>>>>
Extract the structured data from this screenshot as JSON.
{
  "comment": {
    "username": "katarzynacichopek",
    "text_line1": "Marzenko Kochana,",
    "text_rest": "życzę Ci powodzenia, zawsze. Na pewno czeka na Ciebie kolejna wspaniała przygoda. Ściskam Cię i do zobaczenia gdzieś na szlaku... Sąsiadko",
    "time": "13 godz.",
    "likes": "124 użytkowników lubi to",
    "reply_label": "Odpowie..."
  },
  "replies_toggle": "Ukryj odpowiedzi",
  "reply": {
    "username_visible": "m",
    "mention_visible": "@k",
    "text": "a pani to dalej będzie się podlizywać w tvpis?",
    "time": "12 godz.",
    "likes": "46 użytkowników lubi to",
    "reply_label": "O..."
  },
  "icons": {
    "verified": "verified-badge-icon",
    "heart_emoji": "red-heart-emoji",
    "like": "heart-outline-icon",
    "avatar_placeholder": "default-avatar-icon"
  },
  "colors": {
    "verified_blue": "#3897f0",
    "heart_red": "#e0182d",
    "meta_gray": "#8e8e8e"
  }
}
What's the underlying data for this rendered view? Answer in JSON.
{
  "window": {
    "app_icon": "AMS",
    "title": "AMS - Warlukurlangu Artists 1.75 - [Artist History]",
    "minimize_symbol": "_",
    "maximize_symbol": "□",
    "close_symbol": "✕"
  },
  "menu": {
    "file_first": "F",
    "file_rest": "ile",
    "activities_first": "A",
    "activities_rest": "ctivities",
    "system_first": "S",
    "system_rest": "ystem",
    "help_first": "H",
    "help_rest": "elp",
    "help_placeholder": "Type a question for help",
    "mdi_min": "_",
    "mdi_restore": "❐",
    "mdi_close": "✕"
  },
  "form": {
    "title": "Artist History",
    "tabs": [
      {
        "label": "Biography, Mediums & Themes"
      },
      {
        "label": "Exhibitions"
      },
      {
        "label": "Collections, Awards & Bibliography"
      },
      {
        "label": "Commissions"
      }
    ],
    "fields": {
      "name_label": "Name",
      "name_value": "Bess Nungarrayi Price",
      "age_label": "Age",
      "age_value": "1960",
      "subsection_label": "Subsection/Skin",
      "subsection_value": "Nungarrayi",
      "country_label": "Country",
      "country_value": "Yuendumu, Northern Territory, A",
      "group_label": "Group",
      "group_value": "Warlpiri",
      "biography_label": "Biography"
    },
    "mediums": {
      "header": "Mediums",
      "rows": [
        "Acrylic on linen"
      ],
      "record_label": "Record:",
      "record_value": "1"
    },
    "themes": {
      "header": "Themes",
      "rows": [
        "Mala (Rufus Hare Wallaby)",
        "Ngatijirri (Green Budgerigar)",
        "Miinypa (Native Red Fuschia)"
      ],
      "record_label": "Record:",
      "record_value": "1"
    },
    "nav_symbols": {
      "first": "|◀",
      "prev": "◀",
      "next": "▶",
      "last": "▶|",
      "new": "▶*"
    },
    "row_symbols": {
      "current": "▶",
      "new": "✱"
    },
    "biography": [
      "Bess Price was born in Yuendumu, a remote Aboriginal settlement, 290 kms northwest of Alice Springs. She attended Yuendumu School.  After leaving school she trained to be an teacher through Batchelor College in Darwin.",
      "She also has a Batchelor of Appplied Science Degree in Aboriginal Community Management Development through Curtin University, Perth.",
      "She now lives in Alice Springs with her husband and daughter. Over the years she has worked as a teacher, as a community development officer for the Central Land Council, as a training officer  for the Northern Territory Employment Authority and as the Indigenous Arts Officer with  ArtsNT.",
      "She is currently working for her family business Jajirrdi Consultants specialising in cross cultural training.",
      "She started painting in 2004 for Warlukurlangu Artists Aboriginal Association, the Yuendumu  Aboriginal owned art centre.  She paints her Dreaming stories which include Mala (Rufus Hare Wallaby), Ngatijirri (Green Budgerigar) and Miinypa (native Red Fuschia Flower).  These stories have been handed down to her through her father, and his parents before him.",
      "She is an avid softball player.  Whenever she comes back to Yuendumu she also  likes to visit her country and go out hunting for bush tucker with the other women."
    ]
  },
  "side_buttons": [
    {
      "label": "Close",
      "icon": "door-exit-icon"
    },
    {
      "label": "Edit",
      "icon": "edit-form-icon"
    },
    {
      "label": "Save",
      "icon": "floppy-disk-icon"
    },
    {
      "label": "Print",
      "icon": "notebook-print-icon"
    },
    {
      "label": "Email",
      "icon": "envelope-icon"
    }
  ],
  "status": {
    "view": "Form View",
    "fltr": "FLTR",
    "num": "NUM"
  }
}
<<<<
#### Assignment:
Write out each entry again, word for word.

#### Solution to the exercise:
Extract the structured data from this screenshot as JSON.
{
  "comment": {
    "username": "katarzynacichopek",
    "text_line1": "Marzenko Kochana,",
    "text_rest": "życzę Ci powodzenia, zawsze. Na pewno czeka na Ciebie kolejna wspaniała przygoda. Ściskam Cię i do zobaczenia gdzieś na szlaku... Sąsiadko",
    "time": "13 godz.",
    "likes": "124 użytkowników lubi to",
    "reply_label": "Odpowie..."
  },
  "replies_toggle": "Ukryj odpowiedzi",
  "reply": {
    "username_visible": "m",
    "mention_visible": "@k",
    "text": "a pani to dalej będzie się podlizywać w tvpis?",
    "time": "12 godz.",
    "likes": "46 użytkowników lubi to",
    "reply_label": "O..."
  },
  "icons": {
    "verified": "verified-badge-icon",
    "heart_emoji": "red-heart-emoji",
    "like": "heart-outline-icon",
    "avatar_placeholder": "default-avatar-icon"
  },
  "colors": {
    "verified_blue": "#3897f0",
    "heart_red": "#e0182d",
    "meta_gray": "#8e8e8e"
  }
}
What's the underlying data for this rendered view? Answer in JSON.
{
  "window": {
    "app_icon": "AMS",
    "title": "AMS - Warlukurlangu Artists 1.75 - [Artist History]",
    "minimize_symbol": "_",
    "maximize_symbol": "□",
    "close_symbol": "✕"
  },
  "menu": {
    "file_first": "F",
    "file_rest": "ile",
    "activities_first": "A",
    "activities_rest": "ctivities",
    "system_first": "S",
    "system_rest": "ystem",
    "help_first": "H",
    "help_rest": "elp",
    "help_placeholder": "Type a question for help",
    "mdi_min": "_",
    "mdi_restore": "❐",
    "mdi_close": "✕"
  },
  "form": {
    "title": "Artist History",
    "tabs": [
      {
        "label": "Biography, Mediums & Themes"
      },
      {
        "label": "Exhibitions"
      },
      {
        "label": "Collections, Awards & Bibliography"
      },
      {
        "label": "Commissions"
      }
    ],
    "fields": {
      "name_label": "Name",
      "name_value": "Bess Nungarrayi Price",
      "age_label": "Age",
      "age_value": "1960",
      "subsection_label": "Subsection/Skin",
      "subsection_value": "Nungarrayi",
      "country_label": "Country",
      "country_value": "Yuendumu, Northern Territory, A",
      "group_label": "Group",
      "group_value": "Warlpiri",
      "biography_label": "Biography"
    },
    "mediums": {
      "header": "Mediums",
      "rows": [
        "Acrylic on linen"
      ],
      "record_label": "Record:",
      "record_value": "1"
    },
    "themes": {
      "header": "Themes",
      "rows": [
        "Mala (Rufus Hare Wallaby)",
        "Ngatijirri (Green Budgerigar)",
        "Miinypa (Native Red Fuschia)"
      ],
      "record_label": "Record:",
      "record_value": "1"
    },
    "nav_symbols": {
      "first": "|◀",
      "prev": "◀",
      "next": "▶",
      "last": "▶|",
      "new": "▶*"
    },
    "row_symbols": {
      "current": "▶",
      "new": "✱"
    },
    "biography": [
      "Bess Price was born in Yuendumu, a remote Aboriginal settlement, 290 kms northwest of Alice Springs. She attended Yuendumu School.  After leaving school she trained to be an teacher through Batchelor College in Darwin.",
      "She also has a Batchelor of Appplied Science Degree in Aboriginal Community Management Development through Curtin University, Perth.",
      "She now lives in Alice Springs with her husband and daughter. Over the years she has worked as a teacher, as a community development officer for the Central Land Council, as a training officer  for the Northern Territory Employment Authority and as the Indigenous Arts Officer with  ArtsNT.",
      "She is currently working for her family business Jajirrdi Consultants specialising in cross cultural training.",
      "She started painting in 2004 for Warlukurlangu Artists Aboriginal Association, the Yuendumu  Aboriginal owned art centre.  She paints her Dreaming stories which include Mala (Rufus Hare Wallaby), Ngatijirri (Green Budgerigar) and Miinypa (native Red Fuschia Flower).  These stories have been handed down to her through her father, and his parents before him.",
      "She is an avid softball player.  Whenever she comes back to Yuendumu she also  likes to visit her country and go out hunting for bush tucker with the other women."
    ]
  },
  "side_buttons": [
    {
      "label": "Close",
      "icon": "door-exit-icon"
    },
    {
      "label": "Edit",
      "icon": "edit-form-icon"
    },
    {
      "label": "Save",
      "icon": "floppy-disk-icon"
    },
    {
      "label": "Print",
      "icon": "notebook-print-icon"
    },
    {
      "label": "Email",
      "icon": "envelope-icon"
    }
  ],
  "status": {
    "view": "Form View",
    "fltr": "FLTR",
    "num": "NUM"
  }
}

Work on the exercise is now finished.